Deadlines And Money
For an initiative to the people, I can’t start circulating petitions until early January, and I have to turn them in before early July.
“That just really is impossible for volunteer groups nowadays,” said Todd Donovan, a professor of political science at Western Washington University who has spent 20 years studying initiatives throughout the United States.
“So if you’re really serious about the milk and cookie initiative, the way these things seem to go now is you find a billionaire who is keen on the issue that might kick in a few hundred thousand dollars to hire a petition management firm,” Donovan said.
In other words, I need to pay people to gather signatures for me. Donovan says the idea that it takes a lot of money to sponsor an initiative goes back to days when timber barons and beer wholesalers were trying to shape law in the early 20th century.
“There’s always been money,” he said. “What’s different now is that a lot of this big money isn’t necessarily the industry itself pushing something on the ballot. It’s these very wealthy people linking up with whoever has an idea.”
The other difference is that while the time period to circulate petitions remains finite, the number of signatures required for the ballot keeps growing. When Ralph Munro became secretary of state in the early 1980s, you needed only about half the number of signatures you need today.
The practice of paying people to gather signatures has been around for a while, and Munro hates it, by the way. He first noticed people being paid to circulate petitions when he was in college in the 1960s. Signature gatherers earned a nickel per signature they collected.
“By the time I came along as secretary of state, in 1980, it was up to about a dollar,” he said. “I was furious about it. Angry. Very angry about it. We actually passed a law against it. And then we were sued by Sherry Bockwinkel who was a professional signature gatherer. She’s still around someplace. She sued us and she won.”
Someplace, for Sherry Bockwinkel, is a lamp store in Tacoma. She’s still working on initiatives.
“It’s kind of fun to beat the secretary of state, somebody as powerful as Ralph Munro,” Bockwinkel said.
She remains supportive of paid signature gatherers, but says to some extent, the practice has gotten out of hand.
“It’s not the petitioners – they deserve to be paid. It’s hard work,” she said. But the problem comes “when you have an unpopular issue and you’re trying to make it look like it’s a grassroots supported issue, and you use that process. And people with a lot of money can say, and people believe, ‘It’s a citizen sponsored initiative.’ Those words ring bells with voters and they go, ‘Oh! The citizens like it.’”

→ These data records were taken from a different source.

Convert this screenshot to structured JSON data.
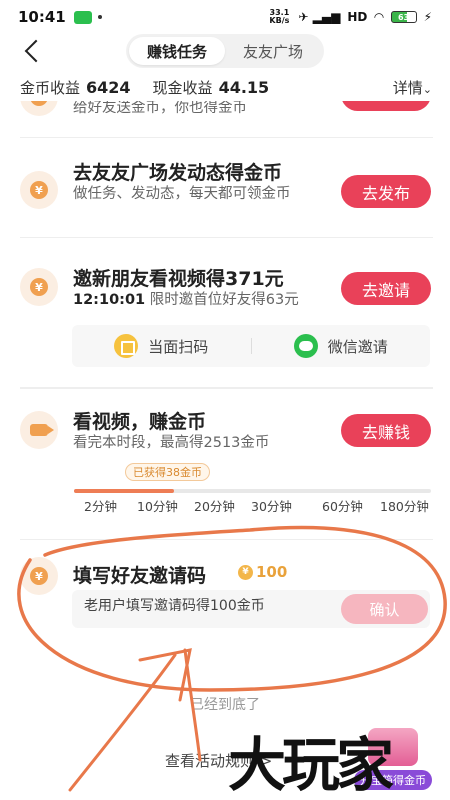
{
  "status_bar": {
    "time": "10:41",
    "speed": "33.1 KB/s",
    "signal": "HD",
    "battery": "63"
  },
  "nav": {
    "back_label": "返回",
    "tabs": [
      {
        "label": "赚钱任务",
        "active": true
      },
      {
        "label": "友友广场",
        "active": false
      }
    ]
  },
  "earnings": {
    "coin_label": "金币收益",
    "coin_value": "6424",
    "cash_label": "现金收益",
    "cash_value": "44.15",
    "detail_label": "详情"
  },
  "tasks": [
    {
      "subtitle": "给好友送金币，你也得金币"
    },
    {
      "title": "去友友广场发动态得金币",
      "subtitle": "做任务、发动态，每天都可领金币",
      "button": "去发布"
    },
    {
      "title": "邀新朋友看视频得371元",
      "timer": "12:10:01",
      "subtitle_rest": "限时邀首位好友得63元",
      "button": "去邀请",
      "share": {
        "scan_label": "当面扫码",
        "wechat_label": "微信邀请"
      }
    },
    {
      "title": "看视频，赚金币",
      "subtitle": "看完本时段，最高得2513金币",
      "button": "去赚钱",
      "earned_badge": "已获得38金币",
      "progress_fraction": 0.28,
      "ticks": [
        "2分钟",
        "10分钟",
        "20分钟",
        "30分钟",
        "60分钟",
        "180分钟"
      ]
    },
    {
      "title": "填写好友邀请码",
      "reward": "100",
      "input_placeholder": "老用户填写邀请码得100金币",
      "button": "确认"
    }
  ],
  "footer": {
    "end_note": "已经到底了",
    "rules_link": "查看活动规则 >"
  },
  "overlay": {
    "chest_label": "开宝箱得金币",
    "watermark": "大玩家"
  },
  "colors": {
    "accent": "#e94159",
    "coin": "#f0a050",
    "annotation": "#e8784a"
  },
  "icons": {
    "coin": "yen-coin-icon",
    "video": "video-camera-icon",
    "qr": "qr-code-icon",
    "wechat": "wechat-icon"
  }
}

Citizen initiatives have been around for just 105 years. Half of all initiatives to the people have been filed in the last 15 years, well after Bockwinkel’s court victory allowing paid signature gatherers in the 1990s.
This is all starting to sound pretty complicated, so I asked Bockwinkel if an initiative is still the best way to handle my milk-and-cookies idea.

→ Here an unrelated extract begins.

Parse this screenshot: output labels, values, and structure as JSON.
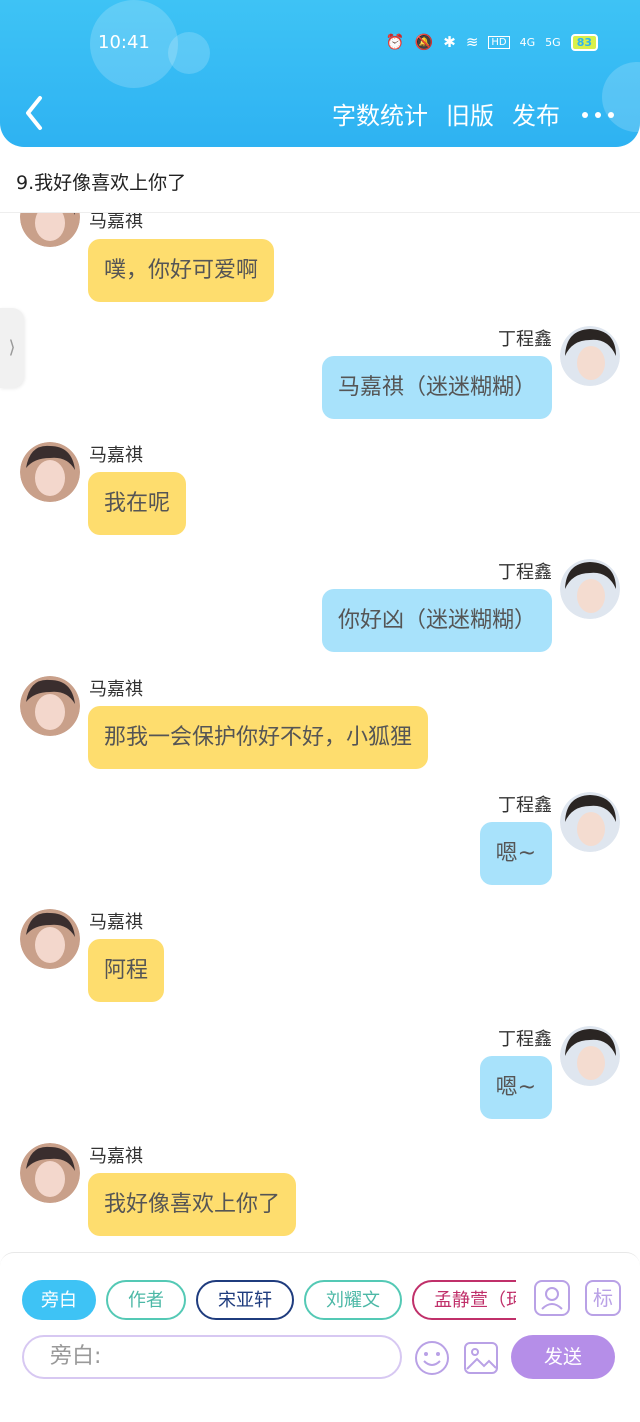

“Oh, yeah. Skip the lawmakers altogether. You want to go direct democracy,” she said.
And even though I’m using a ridiculous example for my proposed initiative, Bockwinkel says I’m not that far off the mark.
“Way back in the history of initiatives, there was one about margarine,” she said, “and having margarine be yellow.”
That was in 1952. It repealed an earlier law banning the sale of margarine in the state. It was almost literally the I-can’t-believe-it’s-not-butter law.
All of that said, it’s important to recognize that this process deals with some very serious issues. Initiatives and referenda have brought us things like recreational marijuana and same-sex marriage. They’ve also addressed victims’ rights and who can access a gun.
And the process is far from perfect. After the voters pass an initiative, lawmakers can find themselves scrambling to figure out how to pay for it.
Munro says it’s a worthwhile process, despite any faults.
“We are blessed with the type of government we have. It could be used even more as time goes by, as times change and issues change, and so forth,” he said. “I think it’s one of those check-and-balance things that’s really helped.”